The Red Indian tribes of America, only a few years ago, comparatively speaking, petitioned the President of the United States to grant them possession of four small lakes, the petition being written on the tiny surface of a piece of a fabric, which is covered with barely a dozen representations of animals and birds ... The American savages have a number of such different kinds of writing, but not one of our Scientists is yet familiar [with], or even knows of the early hieroglyphic cipher, still preserved in some Fraternities, and named in Occultism the SENZAR. – (II, 439)

The Indian petition referred to here is similar to the pictograph in as shown in Part one. The fact that Blavatsky refers to Senzar as a "hieroglyphic cipher" should not be given undue weight. HPB did not use terms for languages and writing systems with the precision of a linguist today. The context in which she uses the expression in discussing the Indian pictograph makes it clear that for her terms like HIEROGLYPH and CIPHER simply denote a picture-like form of written communication.
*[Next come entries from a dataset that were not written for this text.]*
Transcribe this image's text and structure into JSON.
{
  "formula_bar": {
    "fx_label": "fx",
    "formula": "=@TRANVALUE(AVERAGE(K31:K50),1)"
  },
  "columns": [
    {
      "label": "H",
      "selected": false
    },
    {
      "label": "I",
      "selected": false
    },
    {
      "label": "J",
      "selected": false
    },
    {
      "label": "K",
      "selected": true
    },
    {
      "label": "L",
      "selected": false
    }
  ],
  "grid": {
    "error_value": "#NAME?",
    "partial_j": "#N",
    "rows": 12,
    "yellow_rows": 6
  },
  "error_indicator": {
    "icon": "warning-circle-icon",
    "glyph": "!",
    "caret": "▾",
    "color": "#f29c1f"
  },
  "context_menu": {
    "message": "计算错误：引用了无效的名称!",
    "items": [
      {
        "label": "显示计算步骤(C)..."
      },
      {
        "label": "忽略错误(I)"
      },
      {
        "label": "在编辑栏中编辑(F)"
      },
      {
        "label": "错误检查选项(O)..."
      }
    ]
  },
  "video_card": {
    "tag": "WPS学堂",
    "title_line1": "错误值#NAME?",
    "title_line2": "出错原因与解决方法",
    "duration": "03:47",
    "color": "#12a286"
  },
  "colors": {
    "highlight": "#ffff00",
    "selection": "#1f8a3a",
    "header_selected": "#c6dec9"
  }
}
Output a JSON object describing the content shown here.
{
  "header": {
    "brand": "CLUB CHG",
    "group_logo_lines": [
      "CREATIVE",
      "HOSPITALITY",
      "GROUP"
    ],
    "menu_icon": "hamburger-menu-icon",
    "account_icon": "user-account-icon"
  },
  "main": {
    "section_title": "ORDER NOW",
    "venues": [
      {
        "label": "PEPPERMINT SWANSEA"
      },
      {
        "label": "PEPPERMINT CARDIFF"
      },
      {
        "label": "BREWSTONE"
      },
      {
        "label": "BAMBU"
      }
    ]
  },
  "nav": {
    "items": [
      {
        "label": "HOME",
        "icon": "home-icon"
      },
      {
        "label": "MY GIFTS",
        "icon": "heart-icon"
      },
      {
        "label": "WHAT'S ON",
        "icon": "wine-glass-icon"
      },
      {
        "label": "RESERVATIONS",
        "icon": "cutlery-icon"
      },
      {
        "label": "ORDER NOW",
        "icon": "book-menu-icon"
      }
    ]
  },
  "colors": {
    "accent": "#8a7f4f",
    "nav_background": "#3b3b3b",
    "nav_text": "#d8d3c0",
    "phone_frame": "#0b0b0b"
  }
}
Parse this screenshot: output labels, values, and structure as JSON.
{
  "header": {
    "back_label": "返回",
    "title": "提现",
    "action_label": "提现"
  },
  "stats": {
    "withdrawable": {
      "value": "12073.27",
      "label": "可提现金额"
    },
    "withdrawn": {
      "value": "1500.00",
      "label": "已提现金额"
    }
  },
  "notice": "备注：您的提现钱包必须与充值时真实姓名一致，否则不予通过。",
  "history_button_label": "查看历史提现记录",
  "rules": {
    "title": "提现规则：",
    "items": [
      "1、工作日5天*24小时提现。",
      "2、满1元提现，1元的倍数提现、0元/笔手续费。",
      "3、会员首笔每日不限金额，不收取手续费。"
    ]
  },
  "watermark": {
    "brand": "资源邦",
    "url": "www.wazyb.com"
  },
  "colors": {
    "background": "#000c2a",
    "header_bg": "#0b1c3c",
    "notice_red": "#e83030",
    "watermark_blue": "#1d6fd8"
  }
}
All we are safe in concluding from her remark is that Senzar involved a pictorial representation of occult ideas.

In describing the "old book" referred to in Isis Unveiled and said in The Secret Doctrine to have been written in Senzar, Blavatsky says:

One of its illustrations represents the Divine Essence emanating from ADAM like a luminous arc proceeding to form a circle; and then, having attained the highest point of its circumference, the ineffable glory bends back again, and returns to earth, bringing a higher type of humanity in its vortex. As it approaches nearer and nearer to our planet, the Emanation becomes more and more shadowy, until upon touching the ground it is as black as night. (ISIS, I, 1, cited in SD I, xlii)

Is it possible that the "illustration" described here is an example of Senzar, comparable to the Amerindian pictographs?

Senzar is identified with alchemical recipes, scriptural myths and parables, ideographs, visually evocative letter shapes, geometrical figures, ciphers, pictographs, and symbolical drawings. What all of these have in common is not that they are the same or even similar systems of communication, but rather that they are all examples of the symbolical mode of meaning. They are symbols pointing to a reality beyond themselves.

A script that can be read either phonetically or ideographically, and makes sense both ways, is difficult to imagine. Perhaps this description is deliberately mystifying (one of HPB's famous "blinds") and means no more than that a language written in a phonetic script can be used to express archetypal symbolic ideas. In interpreting passages like this, one is never sure whether HPB is using a term in its technical sense or whether she is using it impressionistically for effect.



Masonic Publishing Company

Purchase This Title

Browse Titles
"If I have seen further than
others, it is by standing
upon the shoulders of giants."


Comasonic Logo

Co-Masonry, Co-Freemasonry, Women's Freemasonry, Men and Women, Mixed Masonry

Copyright © 1975-2024 Universal Co-Masonry, The American Federation of Human Rights, Inc. All Rights Reserved.